When patients walk in the door, doctors agree to take particular medical insurance policies on behalf of those patients. Those medical insurance companies set terms on how procedures are ordered and, more importantly, what they will or will not pay for.
A side-effect of the health insurance policy of the US is that health insurance companies, under the guise of “managed care”, are the primary decision-maker when it comes to health-care decisions. Again, the insurance company is concerned with actuarial stability. This leaves the physician answering to two external entities (at least) which dictate the terms of how he or she will treat the patient, before even entering the consulting room.
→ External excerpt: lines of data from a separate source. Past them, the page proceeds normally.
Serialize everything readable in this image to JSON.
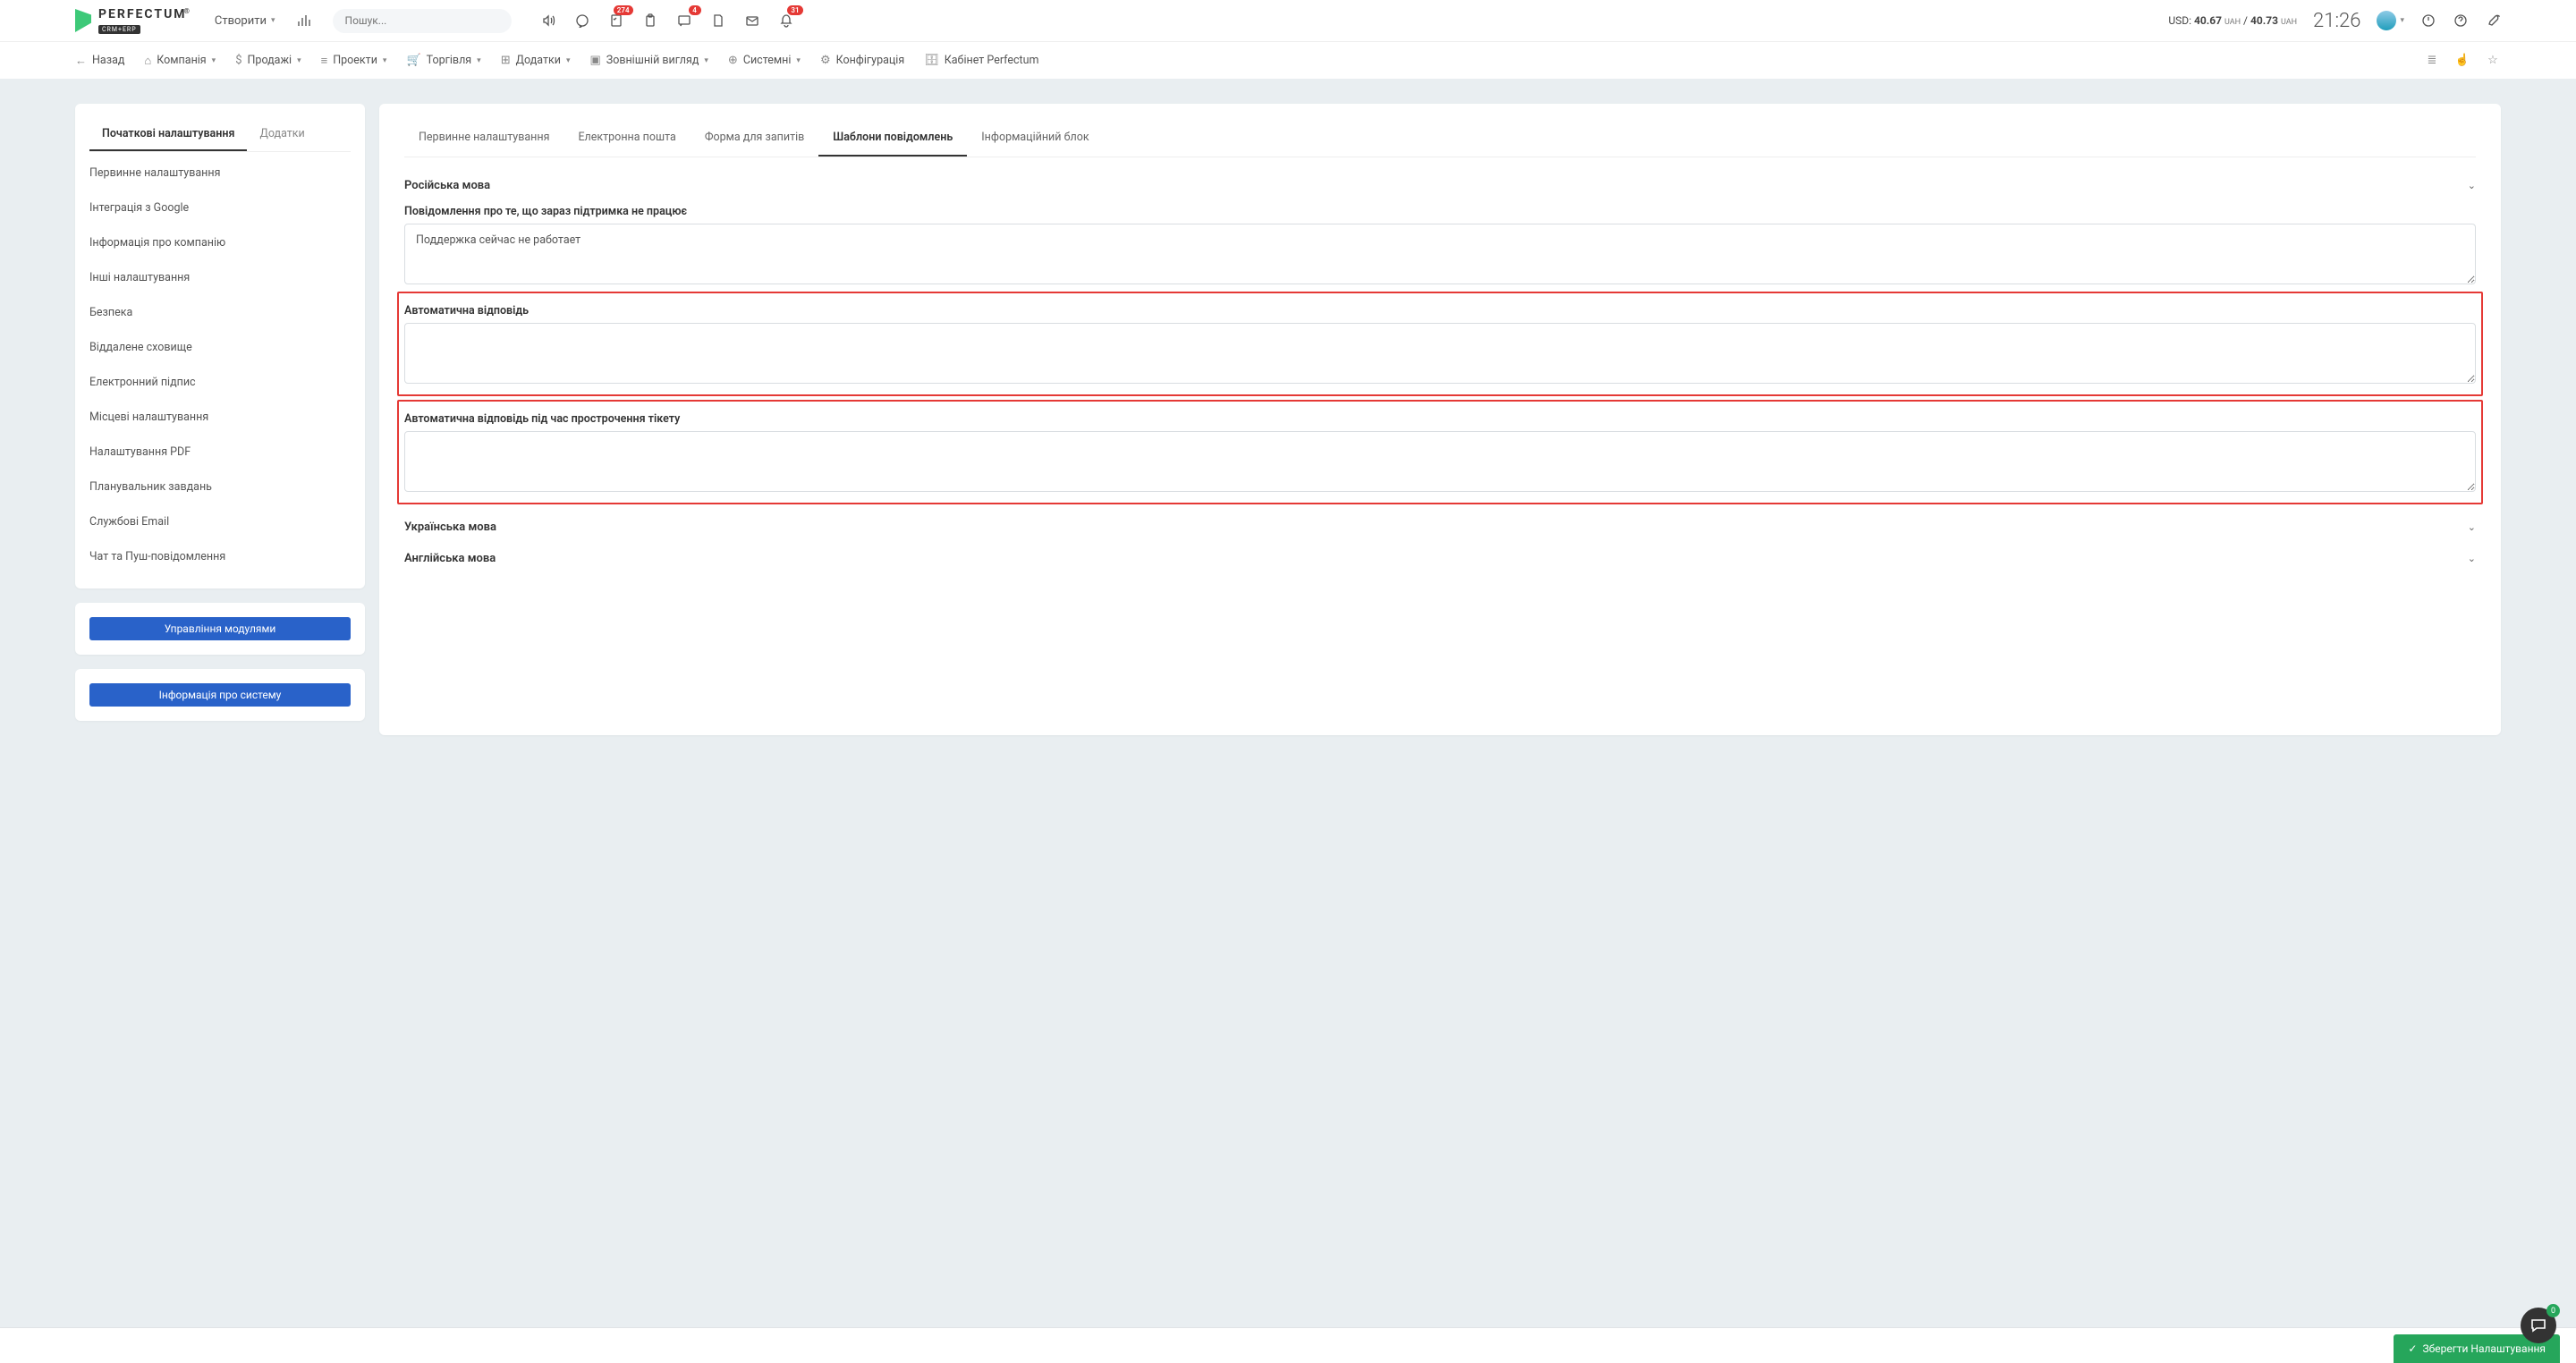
{
  "top": {
    "logo_text": "PERFECTUM",
    "logo_sub": "CRM+ERP",
    "create": "Створити",
    "search_placeholder": "Пошук...",
    "rate_prefix": "USD:",
    "rate_buy": "40.67",
    "rate_sep": "/",
    "rate_sell": "40.73",
    "currency": "UAH",
    "time": "21:26",
    "badges": {
      "check": "274",
      "chat": "4",
      "bell": "31"
    }
  },
  "nav": {
    "back": "Назад",
    "items": [
      "Компанія",
      "Продажі",
      "Проекти",
      "Торгівля",
      "Додатки",
      "Зовнішній вигляд",
      "Системні",
      "Конфігурація",
      "Кабінет Perfectum"
    ]
  },
  "side": {
    "tabs": [
      "Початкові налаштування",
      "Додатки"
    ],
    "links": [
      "Первинне налаштування",
      "Інтеграція з Google",
      "Інформація про компанію",
      "Інші налаштування",
      "Безпека",
      "Віддалене сховище",
      "Електронний підпис",
      "Місцеві налаштування",
      "Налаштування PDF",
      "Планувальник завдань",
      "Службові Email",
      "Чат та Пуш-повідомлення"
    ],
    "btn1": "Управління модулями",
    "btn2": "Інформація про систему"
  },
  "main": {
    "tabs": [
      "Первинне налаштування",
      "Електронна пошта",
      "Форма для запитів",
      "Шаблони повідомлень",
      "Інформаційний блок"
    ],
    "sec_ru": "Російська мова",
    "f1_label": "Повідомлення про те, що зараз підтримка не працює",
    "f1_value": "Поддержка сейчас не работает",
    "f2_label": "Автоматична відповідь",
    "f2_value": "",
    "f3_label": "Автоматична відповідь під час прострочення тікету",
    "f3_value": "",
    "sec_ua": "Українська мова",
    "sec_en": "Англійська мова"
  },
  "footer": {
    "save": "Зберегти Налаштування"
  },
  "fab": {
    "count": "0"
  }
}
In addition, physicians (in particular, management of large physician groups) tend toward the practice of defensive medicine, that is, medicine not designed to treat medical conditions but to establish a documentary record that every conceivable adverse condition has been ruled out no matter how remote the chance that it is occurring.
This leaves women who are giving birth — one of the most unique and sacred moments for many mothers — being treated not as patients but as a variable plugged into a risk management formula. You aren’t a mother, you are a 1 per cent chance of uterine rupture, a 5 per cent chance of needing a C-section, and so on. A patient in a risk management model is little more than a potential future plaintiff.
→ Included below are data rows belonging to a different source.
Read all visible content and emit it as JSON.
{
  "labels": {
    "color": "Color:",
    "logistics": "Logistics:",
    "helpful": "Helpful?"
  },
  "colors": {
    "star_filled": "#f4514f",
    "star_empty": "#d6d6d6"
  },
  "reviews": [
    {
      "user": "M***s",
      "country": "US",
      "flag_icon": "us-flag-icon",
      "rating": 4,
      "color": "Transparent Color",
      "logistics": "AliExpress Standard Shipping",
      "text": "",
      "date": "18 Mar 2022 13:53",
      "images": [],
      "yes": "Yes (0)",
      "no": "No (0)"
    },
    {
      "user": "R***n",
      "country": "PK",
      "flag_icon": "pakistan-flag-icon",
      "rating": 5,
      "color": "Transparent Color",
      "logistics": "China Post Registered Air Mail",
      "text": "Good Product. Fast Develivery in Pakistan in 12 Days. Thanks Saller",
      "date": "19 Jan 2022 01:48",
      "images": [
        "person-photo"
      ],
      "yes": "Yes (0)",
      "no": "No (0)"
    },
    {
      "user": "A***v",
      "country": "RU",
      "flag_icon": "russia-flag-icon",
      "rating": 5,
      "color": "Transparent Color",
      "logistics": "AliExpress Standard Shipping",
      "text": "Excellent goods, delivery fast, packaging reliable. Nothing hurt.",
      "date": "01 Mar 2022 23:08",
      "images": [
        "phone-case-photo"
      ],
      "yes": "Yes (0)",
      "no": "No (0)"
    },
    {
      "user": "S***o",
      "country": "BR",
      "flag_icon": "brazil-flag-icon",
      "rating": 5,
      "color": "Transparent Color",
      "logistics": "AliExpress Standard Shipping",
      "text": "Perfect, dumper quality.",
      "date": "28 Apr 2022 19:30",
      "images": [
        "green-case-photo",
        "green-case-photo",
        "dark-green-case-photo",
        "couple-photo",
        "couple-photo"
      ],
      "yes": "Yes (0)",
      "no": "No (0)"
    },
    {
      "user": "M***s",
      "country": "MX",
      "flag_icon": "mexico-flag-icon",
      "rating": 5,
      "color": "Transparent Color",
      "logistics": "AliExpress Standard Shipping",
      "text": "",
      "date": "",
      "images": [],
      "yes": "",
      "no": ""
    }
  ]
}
Many women accept this treatment because “that’s what you do”, or because they still prefer a hospital birth to other alternatives. Others, however, refuse to play a part in this system and have opted for home birth so they can experience the birth of their children free of the mandates of lawyers and accountants. Typically, they use trained midwives who assist them at home.
Despite this, in most of the United States the use of midwives is illegal. Doctors are technically free to assist with home births, but the aforementioned liability issues usually preclude all but perhaps a dozen physicians in the entire country from doing so. Many of our grandparents were born at home with the assistance of a midwife was the norm. Now it is a practice that has, for all intents and purposes, been outlawed. (As of this writing, only 27 US states license midwives).
It is ironic that in modern day America that prides itself on choice, particularly in female reproductive matters, that laws and the medical community not only dictate the way childbirth services may be provisioned, but actively opposes choosing alternative means of childbirth.
As modern medical development continues to advance, and along with it entrepreneurial litigation developing new ways to find doctors liable for medical problems, patients are treated less as patients and more as risks to be avoided. With something as special, intimate and sacred as childbirth, this should not be.
John Bambenek is an incident handler at the Internet Storm Center and blogs at Part-Time Pundit. He is the father of three children, two of whom were born at home.